Download the secretary image. Use a photo program to make the images 9/10" (2cm) wide by 1 3/10" (3cm) tall and 300 dpi. Print the images on heavy photo-quality paper. (Resin will soak through text-weight paper and turn it dark.) Cut out the 6 images, beveling (or rounding) the corners of each picture.
<b>Pour the resin and catalyst</b>
Follow the manufacturer's instructions for the ratio of resin to catalyst, and then pour 2 substances into a plastic cup (don't use Styrofoam - the resin will eat through it). Since resin sets up and hardens quickly, you will have to mix a new very small batch for every layer. HINT: I find that going a little heavy on the catalyst helps your resin set up and dry better. Don't go too heavy, through - it also will make your resin more brittle.
<b>Embed images in resin cubes</b>

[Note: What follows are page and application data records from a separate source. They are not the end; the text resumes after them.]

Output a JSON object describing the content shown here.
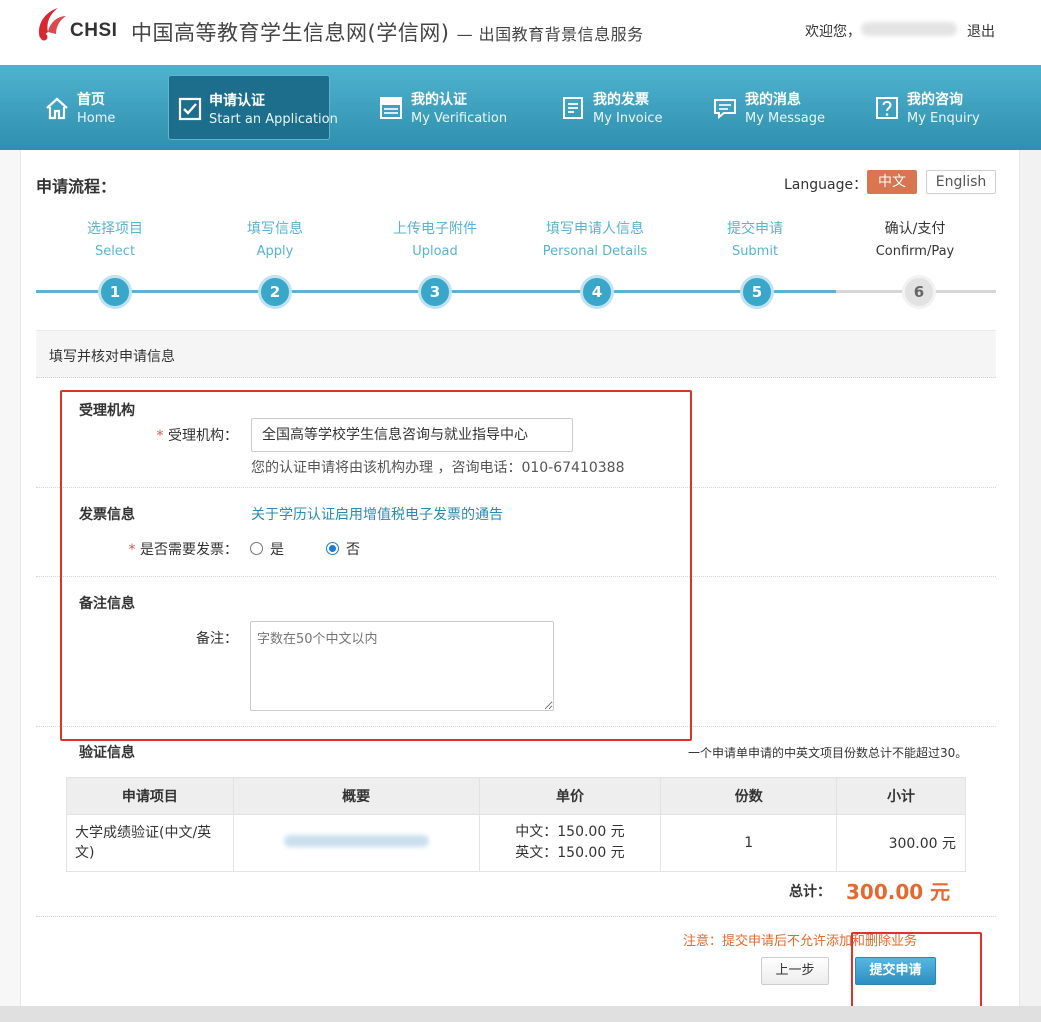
{
  "header": {
    "logo_text": "CHSI",
    "site_title": "中国高等教育学生信息网(学信网)",
    "site_subtitle": "— 出国教育背景信息服务",
    "welcome": "欢迎您，",
    "logout": "退出"
  },
  "nav": [
    {
      "zh": "首页",
      "en": "Home",
      "icon": "home-icon"
    },
    {
      "zh": "申请认证",
      "en": "Start an Application",
      "icon": "checkbox-icon",
      "active": true
    },
    {
      "zh": "我的认证",
      "en": "My Verification",
      "icon": "certificate-icon"
    },
    {
      "zh": "我的发票",
      "en": "My Invoice",
      "icon": "invoice-icon"
    },
    {
      "zh": "我的消息",
      "en": "My Message",
      "icon": "message-icon"
    },
    {
      "zh": "我的咨询",
      "en": "My Enquiry",
      "icon": "question-icon"
    }
  ],
  "process": {
    "title": "申请流程：",
    "language_label": "Language：",
    "lang_zh": "中文",
    "lang_en": "English",
    "steps": [
      {
        "zh": "选择项目",
        "en": "Select",
        "num": "1"
      },
      {
        "zh": "填写信息",
        "en": "Apply",
        "num": "2"
      },
      {
        "zh": "上传电子附件",
        "en": "Upload",
        "num": "3"
      },
      {
        "zh": "填写申请人信息",
        "en": "Personal Details",
        "num": "4"
      },
      {
        "zh": "提交申请",
        "en": "Submit",
        "num": "5"
      },
      {
        "zh": "确认/支付",
        "en": "Confirm/Pay",
        "num": "6"
      }
    ],
    "current_step": 6
  },
  "form": {
    "section_title": "填写并核对申请信息",
    "agency": {
      "title": "受理机构",
      "label": "受理机构：",
      "value": "全国高等学校学生信息咨询与就业指导中心",
      "hint": "您的认证申请将由该机构办理 ，咨询电话：010-67410388"
    },
    "invoice": {
      "title": "发票信息",
      "notice_link": "关于学历认证启用增值税电子发票的通告",
      "label": "是否需要发票：",
      "option_yes": "是",
      "option_no": "否",
      "selected": "否"
    },
    "remark": {
      "title": "备注信息",
      "label": "备注：",
      "placeholder": "字数在50个中文以内"
    }
  },
  "verification": {
    "title": "验证信息",
    "note": "一个申请单申请的中英文项目份数总计不能超过30。",
    "columns": [
      "申请项目",
      "概要",
      "单价",
      "份数",
      "小计"
    ],
    "rows": [
      {
        "item": "大学成绩验证(中文/英文)",
        "price_zh": "中文：150.00 元",
        "price_en": "英文：150.00 元",
        "quantity": "1",
        "subtotal": "300.00 元"
      }
    ],
    "total_label": "总计：",
    "total_value": "300.00 元"
  },
  "footer": {
    "warning": "注意：提交申请后不允许添加和删除业务",
    "prev_button": "上一步",
    "submit_button": "提交申请"
  },
  "colors": {
    "nav": "#3fa3c3",
    "accent_orange": "#e5692e",
    "highlight_red": "#e0312b"
  }
}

Mix another small batch of resin. Pour another thin layer on top of the first slightly hard layer. Into this wet layer of resin, lay each image square into the ice cube tray, image side down (remember, you are making your cubes upside down). Gently push on each image with a craft stick or straw, forcing the bubbles in the resin up around the sides of the image. Make sure you pour enough resin so that it is coming around and just slightly covering the backside of each image.

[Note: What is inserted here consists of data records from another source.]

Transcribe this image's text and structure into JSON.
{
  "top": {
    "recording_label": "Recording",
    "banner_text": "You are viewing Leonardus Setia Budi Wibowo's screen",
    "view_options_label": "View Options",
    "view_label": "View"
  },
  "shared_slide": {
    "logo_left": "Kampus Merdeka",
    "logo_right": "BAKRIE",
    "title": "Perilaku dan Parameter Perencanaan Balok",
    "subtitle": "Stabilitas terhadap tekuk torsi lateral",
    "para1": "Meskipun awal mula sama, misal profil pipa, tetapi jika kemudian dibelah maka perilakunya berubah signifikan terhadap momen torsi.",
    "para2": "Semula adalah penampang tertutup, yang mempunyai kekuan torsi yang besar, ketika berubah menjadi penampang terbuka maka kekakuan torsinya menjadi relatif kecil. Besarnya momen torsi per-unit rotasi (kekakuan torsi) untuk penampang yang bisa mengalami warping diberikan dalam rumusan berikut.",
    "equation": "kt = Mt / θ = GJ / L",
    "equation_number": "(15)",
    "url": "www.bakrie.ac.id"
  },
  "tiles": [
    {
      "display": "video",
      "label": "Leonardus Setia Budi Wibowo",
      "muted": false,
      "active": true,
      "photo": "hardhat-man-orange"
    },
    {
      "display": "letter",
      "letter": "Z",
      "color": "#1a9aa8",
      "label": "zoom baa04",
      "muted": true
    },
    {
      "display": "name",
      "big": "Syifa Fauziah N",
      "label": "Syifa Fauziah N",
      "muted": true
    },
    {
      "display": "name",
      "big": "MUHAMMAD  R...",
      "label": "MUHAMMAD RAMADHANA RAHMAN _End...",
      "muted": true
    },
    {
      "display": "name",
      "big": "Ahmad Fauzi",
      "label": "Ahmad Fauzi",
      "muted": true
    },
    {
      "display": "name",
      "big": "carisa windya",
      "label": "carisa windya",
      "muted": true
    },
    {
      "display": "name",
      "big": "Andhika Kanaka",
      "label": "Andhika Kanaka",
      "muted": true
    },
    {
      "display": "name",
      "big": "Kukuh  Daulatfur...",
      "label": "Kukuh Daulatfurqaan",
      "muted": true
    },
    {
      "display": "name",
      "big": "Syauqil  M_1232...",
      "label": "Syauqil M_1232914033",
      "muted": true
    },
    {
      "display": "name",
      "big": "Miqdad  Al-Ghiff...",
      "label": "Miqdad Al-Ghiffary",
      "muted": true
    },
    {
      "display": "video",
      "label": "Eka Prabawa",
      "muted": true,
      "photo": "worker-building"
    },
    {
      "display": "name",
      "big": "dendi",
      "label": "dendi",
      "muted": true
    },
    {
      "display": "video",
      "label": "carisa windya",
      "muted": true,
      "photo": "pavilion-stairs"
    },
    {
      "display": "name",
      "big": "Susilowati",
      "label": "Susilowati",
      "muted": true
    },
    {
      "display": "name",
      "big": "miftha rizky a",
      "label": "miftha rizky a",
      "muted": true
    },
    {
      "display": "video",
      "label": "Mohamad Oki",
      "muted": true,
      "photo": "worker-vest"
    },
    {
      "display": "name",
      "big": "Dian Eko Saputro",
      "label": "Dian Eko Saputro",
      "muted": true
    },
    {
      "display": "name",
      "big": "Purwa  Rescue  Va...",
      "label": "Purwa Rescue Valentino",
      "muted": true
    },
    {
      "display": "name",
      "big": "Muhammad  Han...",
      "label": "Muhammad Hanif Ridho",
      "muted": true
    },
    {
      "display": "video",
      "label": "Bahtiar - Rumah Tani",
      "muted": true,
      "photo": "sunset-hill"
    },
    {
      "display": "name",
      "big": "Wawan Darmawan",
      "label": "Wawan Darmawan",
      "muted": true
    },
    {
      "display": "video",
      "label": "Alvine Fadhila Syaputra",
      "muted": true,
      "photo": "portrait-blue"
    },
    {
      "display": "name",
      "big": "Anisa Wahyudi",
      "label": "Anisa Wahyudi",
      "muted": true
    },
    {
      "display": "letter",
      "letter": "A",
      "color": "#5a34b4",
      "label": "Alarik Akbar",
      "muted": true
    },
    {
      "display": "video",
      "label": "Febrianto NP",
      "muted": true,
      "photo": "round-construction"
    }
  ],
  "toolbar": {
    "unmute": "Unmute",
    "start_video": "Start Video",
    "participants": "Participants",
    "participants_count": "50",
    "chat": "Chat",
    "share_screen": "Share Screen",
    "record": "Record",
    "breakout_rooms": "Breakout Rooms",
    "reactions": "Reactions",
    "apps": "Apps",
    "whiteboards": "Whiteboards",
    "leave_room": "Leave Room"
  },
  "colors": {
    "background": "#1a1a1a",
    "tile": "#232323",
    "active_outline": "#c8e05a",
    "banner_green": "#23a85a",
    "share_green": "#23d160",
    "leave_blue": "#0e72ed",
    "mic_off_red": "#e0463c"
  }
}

Sprinkle glitter onto the surface of each resin cube. Mix a larger batch of resin and fill up 6 of the ice cube tray compartments to about 1/4" (6mm) from the top. (5 cubes will be for the bracelet, and 1 is for the ring.) You will just have to eyeball this step. How much resin you pour is also contingent on how thick your previous layers were. How fat you want your cubes to be is up to you.
<b>Drill holes in cubes</b>
Use the high-speed drill with the larger bit to drill a hole diagonally through the midpoint on each long side of each cube, from front to back. After all your pieces are drilled and sanded, take the cubes outside and spray them with a shiny topcoat. If you used a brand-spanking-new ice cube tray, your cubes should be shiny enough already, but the backsides still will need to be topcoated because they may be tacky from the resin. Allow the topcoat to dry thoroughly.
Open a jump ring and slide it through one of the holes in one of the cubes. Slide the next cube onto the open jump ring and then close it. Continue linking the cubes in this manner until you have fashioned an entire bracelet. Add a chain of 2 jump rings to the final jump ring on one side of the bracelet. Slide a lobster clasp onto a jump ring and link it to the final jump ring on the other side of the bracelet.
Drilling a hole through resin at an angle ensures that the hole will be sturdy and still narrow enough so a jump ring can link two cubes together. If you're a beginner, you might want to fill the whole ice cube tray with resin so that if you mess up, you have a back-up handy.